On Saturday, I got a phone call asking if I would be interested in presenting the Keynote address at WordCamp Philly. I didn’t have to think very long. WordCamp Philly has long been one of my favorite WordCamps. It’s a great community and they put on a solid event year after year. On a personal note, It’s also the place I met the woman I love.
One of my favorite changes coming in WordPress 4.2 is a new accessibility API to help with communicating changes on the page to Screen Readers. Core is using it in a number of places (including shiny updates) to improve the experience for users of screen readers. I’m excited to see plugins start taking advantage of it as well. The first step in accessibility is making something usable. The second is making sure the experience is top notch. This helps support step two.
HHVM has now released it’s second long term support release and PHP 7 is in the final stages of implementing changes. It’s an exciting time for PHP and to be a PHP developer which means it is also an exciting time to be a WordPress developer since it creates an opportunity for WordPress to once again embrace forwards compatibility.
While I was at PHPUK, one of the most common conversations I had was people being critical of WordPress for supporting PHP 5.2 as a minimum. Many of those same people became less critical once they find out WordPress runs great on PHP 5.6 and that many people run it on HHVM.
For the last several weeks, WordPress has been running it’s unit tests on PHP7 nightly builds. They’ve been running on HHVM for months. Right now, the unit tests are not passing for either one and as far as I know, have never passed for either one. This is a problem.
Social media is broken for most of us. The myth of it being a democratic or meritocratic system isn’t holding up to scrutiny. We’re learning that it’s not the place to start thoughtful discussions, vet new ideas, or find complex solutions to niche problems. Don’t get me wrong, it’s a wondrous place for serendipitous snark between celebrities, world leaders, and the public, but the majority of us are spectators.

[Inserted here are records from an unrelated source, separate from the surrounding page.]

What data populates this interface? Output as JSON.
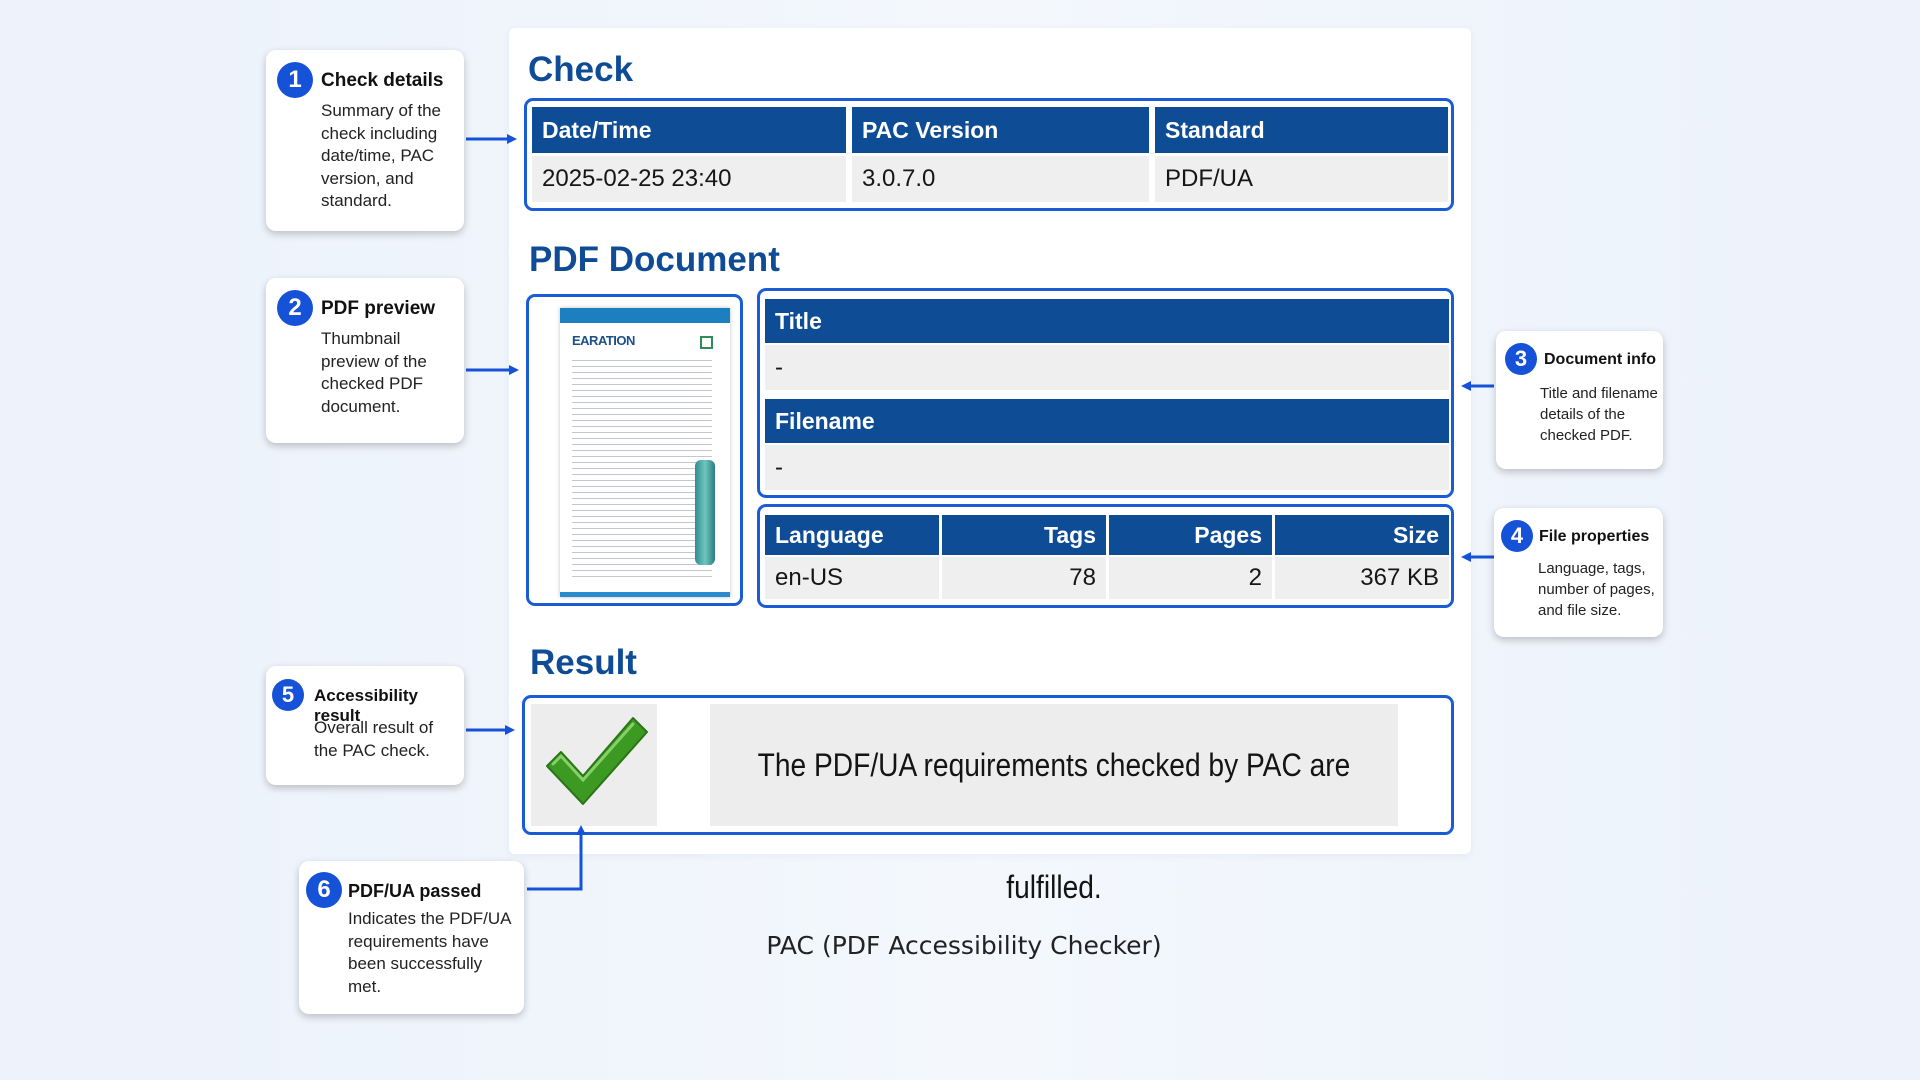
{
  "check": {
    "heading": "Check",
    "columns": [
      "Date/Time",
      "PAC Version",
      "Standard"
    ],
    "values": [
      "2025-02-25 23:40",
      "3.0.7.0",
      "PDF/UA"
    ]
  },
  "pdf_document": {
    "heading": "PDF Document",
    "title_label": "Title",
    "title_value": "-",
    "filename_label": "Filename",
    "filename_value": "-",
    "properties": {
      "columns": [
        "Language",
        "Tags",
        "Pages",
        "Size"
      ],
      "values": [
        "en-US",
        "78",
        "2",
        "367 KB"
      ]
    },
    "thumbnail": {
      "heading_text": "EARATION"
    }
  },
  "result": {
    "heading": "Result",
    "message": "The PDF/UA requirements checked by PAC are fulfilled.",
    "icon": "checkmark-icon",
    "icon_color": "#3c9a23"
  },
  "callouts": [
    {
      "number": "1",
      "title": "Check details",
      "description": "Summary of the check including date/time, PAC version, and standard."
    },
    {
      "number": "2",
      "title": "PDF preview",
      "description": "Thumbnail preview of the checked PDF document."
    },
    {
      "number": "3",
      "title": "Document info",
      "description": "Title and filename details of the checked PDF."
    },
    {
      "number": "4",
      "title": "File properties",
      "description": "Language, tags, number of pages, and file size."
    },
    {
      "number": "5",
      "title": "Accessibility result",
      "description": "Overall result of the PAC check."
    },
    {
      "number": "6",
      "title": "PDF/UA passed",
      "description": "Indicates the PDF/UA requirements have been successfully met."
    }
  ],
  "caption": "PAC (PDF Accessibility Checker)",
  "colors": {
    "header_blue": "#0e4c95",
    "accent_blue": "#1a5bd6",
    "check_green": "#3c9a23"
  }
}
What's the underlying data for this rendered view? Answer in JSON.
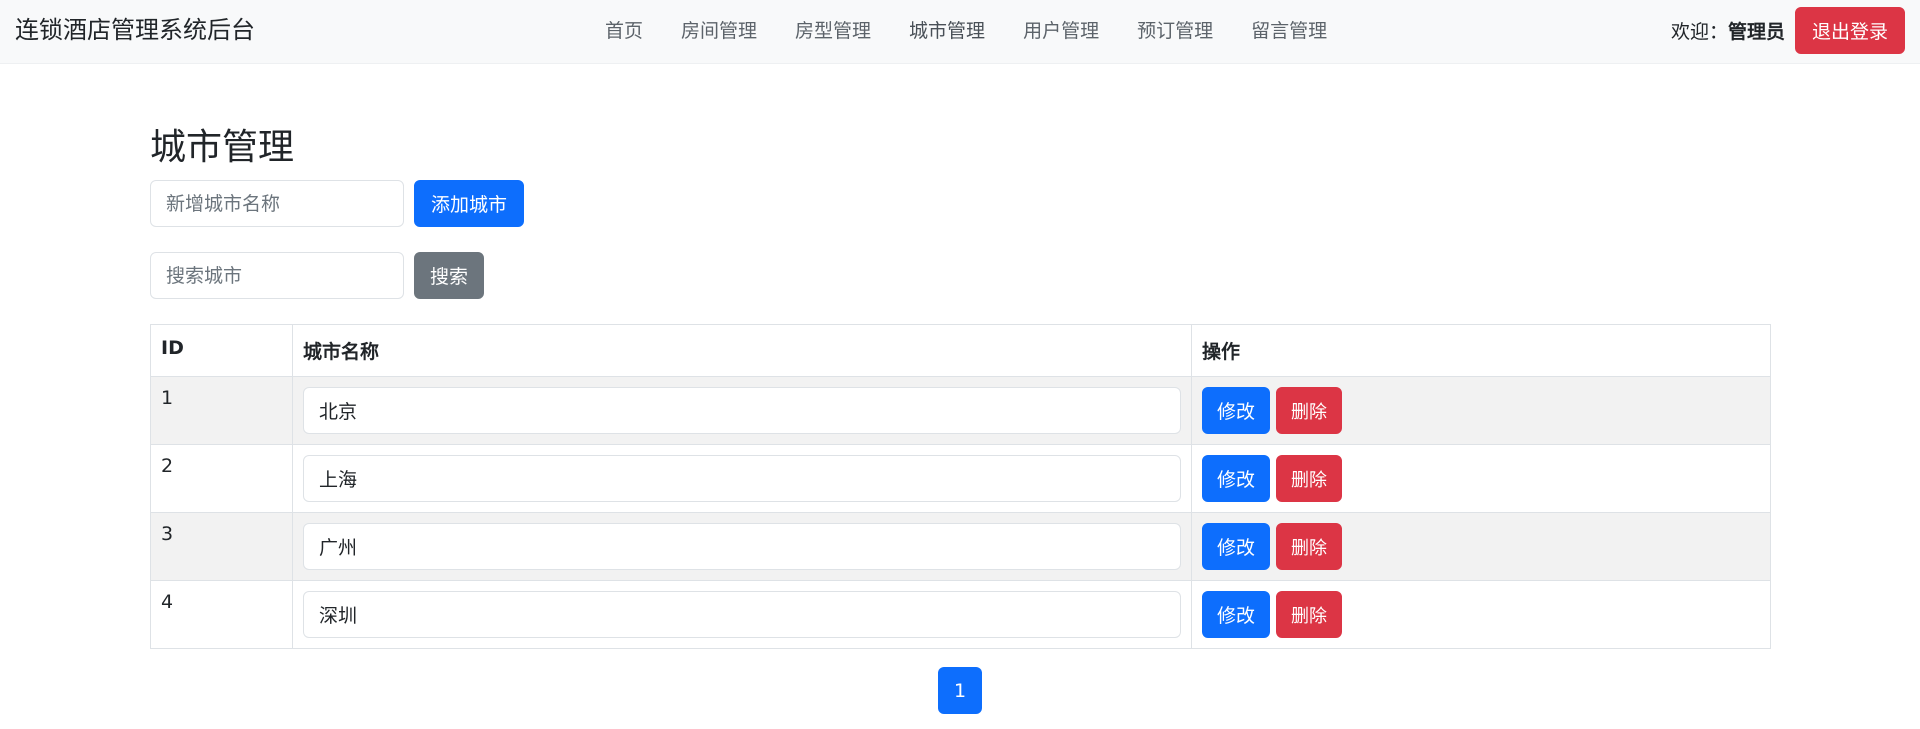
{
  "app": {
    "title": "连锁酒店管理系统后台"
  },
  "nav": {
    "items": [
      {
        "label": "首页"
      },
      {
        "label": "房间管理"
      },
      {
        "label": "房型管理"
      },
      {
        "label": "城市管理"
      },
      {
        "label": "用户管理"
      },
      {
        "label": "预订管理"
      },
      {
        "label": "留言管理"
      }
    ],
    "welcome_prefix": "欢迎：",
    "username": "管理员",
    "logout_label": "退出登录"
  },
  "page": {
    "title": "城市管理"
  },
  "add_form": {
    "placeholder": "新增城市名称",
    "button_label": "添加城市"
  },
  "search_form": {
    "placeholder": "搜索城市",
    "button_label": "搜索"
  },
  "table": {
    "headers": [
      "ID",
      "城市名称",
      "操作"
    ],
    "rows": [
      {
        "id": "1",
        "name": "北京"
      },
      {
        "id": "2",
        "name": "上海"
      },
      {
        "id": "3",
        "name": "广州"
      },
      {
        "id": "4",
        "name": "深圳"
      }
    ],
    "edit_label": "修改",
    "delete_label": "删除"
  },
  "pagination": {
    "current_page": "1"
  },
  "colors": {
    "primary": "#0d6efd",
    "danger": "#dc3545",
    "secondary": "#6c757d",
    "navbar_bg": "#f8f9fa"
  }
}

My buddy Cyrus, makes some really great points about Social Media and the fact that it really is a publishing platform, but one where he points out “…we can all publish, we aren’t promised that anyone is going to read or respond.”
I think his platform Kapuno aims to solve this problem where it’s less about who you are and more about what you have to say. I worry though that we are a world that values celebrity too much though and often times it is the who that matters.
Syria Deeply is an independent digital media project led by journalists and technologists that explores a new model of storytelling around a global crisis. Our goal is to build a better user experience of the story by adding context to content, using the latest digital tools of the day. Over time the hope is to add greater clarity, deeper understanding and more sustained engagement to the global conversation.
Syria Deeply is a very cool exploration of the Syrian Conflict. From a digital storytelling standpoint and a international relations student standpoint, I like the daily executive summaries of the conflict, the map which helps visualize the conflict, and the timeline for looking back on important moments in the conflict. I also like that that header includes a count of how many days have passed thus far in the conflict. I think for long ongoing stories, the team at Syria Deeply is onto something interesting.